Computer can tell if you’re ‘in the mood’

Are you ready for ‘mood computers’ – PCs that are so personal they can read your facial expressions and determine whether you’re happy, sad, confused or lying, and then respond accordingly?

Ready or not, such intimate interfaces are currently in the works at two major computer research centers. At the MIT Media Laboratory in Cambridge, Mass., researchers are dabbling in `perceptual intelligence’ – computers that read and respond to expressed human behavior – while a group at the Carnegie Mellon University Robotics Institute in Pittsburgh has already developed a prototype computer vision system that automatically distinguishes among subtle facial expressions.

The point? Scientists believe that if computers can be programmed to detect the subtleties of facial expressions and physical gestures, then they can be adapted to suit any number of real-world applications, including:

n Criminal investigation. Imagine a polygraph machine that could add face

analysis to its kit of lie-detection tools.

n Biomedical applications, including treatment of facial nerve disorders.

n Security systems. Facial recognition could be key in controlling access to buildings and computer systems.

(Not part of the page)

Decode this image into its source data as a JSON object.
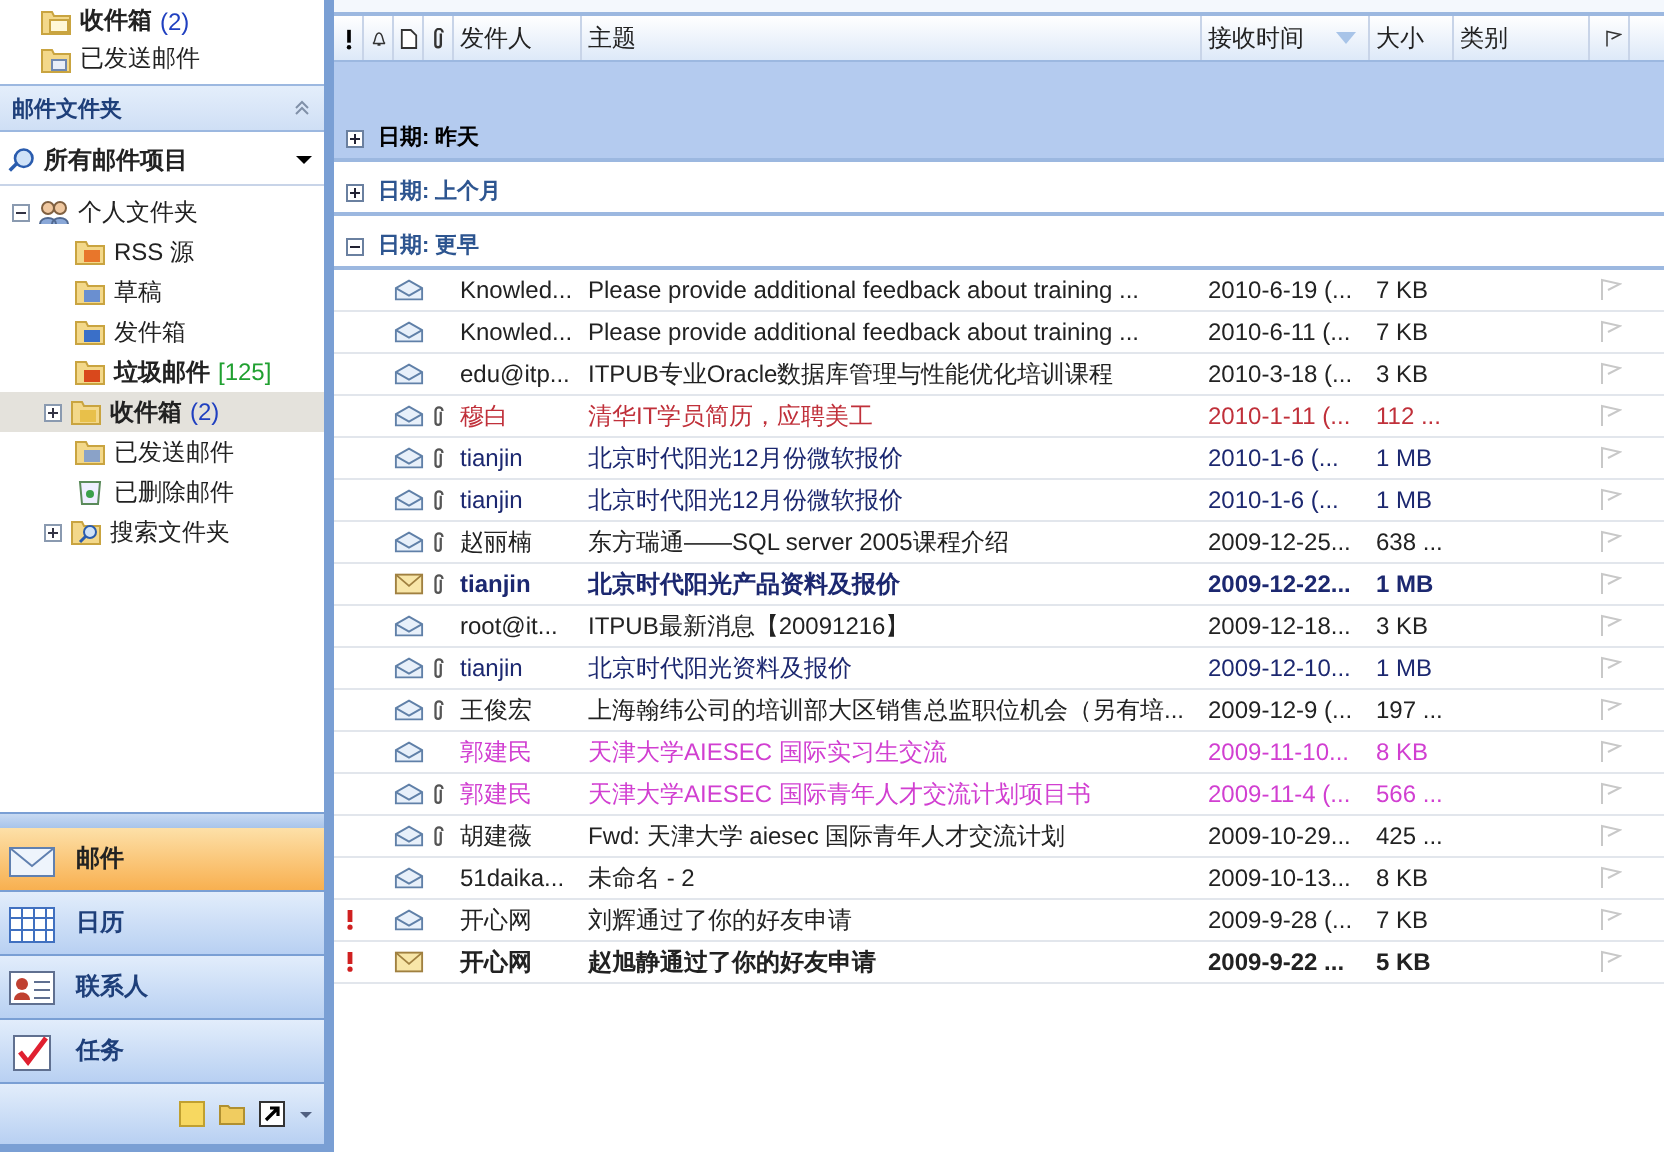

“There are lots of real-world applications,” says Alex Pentland, academic head of the Media Lab at MIT. Among Pentland’s current projects are ‘Smart Rooms’ and ‘Smart Desks’, which use cameras, microphones and other sensors to recognize people, recall their preferences and anticipate their needs. “By knowing the situation, whether you’re in a meeting, driving a car, or talking to a client, information can be better tailored to the user’s needs,” Pentland says.

At Carnegie Mellon, researchers under the direction of adjunct faculty member Jeffrey Cohn have developed a computer vision system called Auto-mated Face Analysis that automatically recognizes subtly different facial expressions.

Face analysis could prove valuable to such diverse clients as product marketers and politicians, who could really see how well their messages are being received.

These systems are just in the development stage. Says Cohn, “I would see two to four years as a likely deployment time frame.” – Tom Field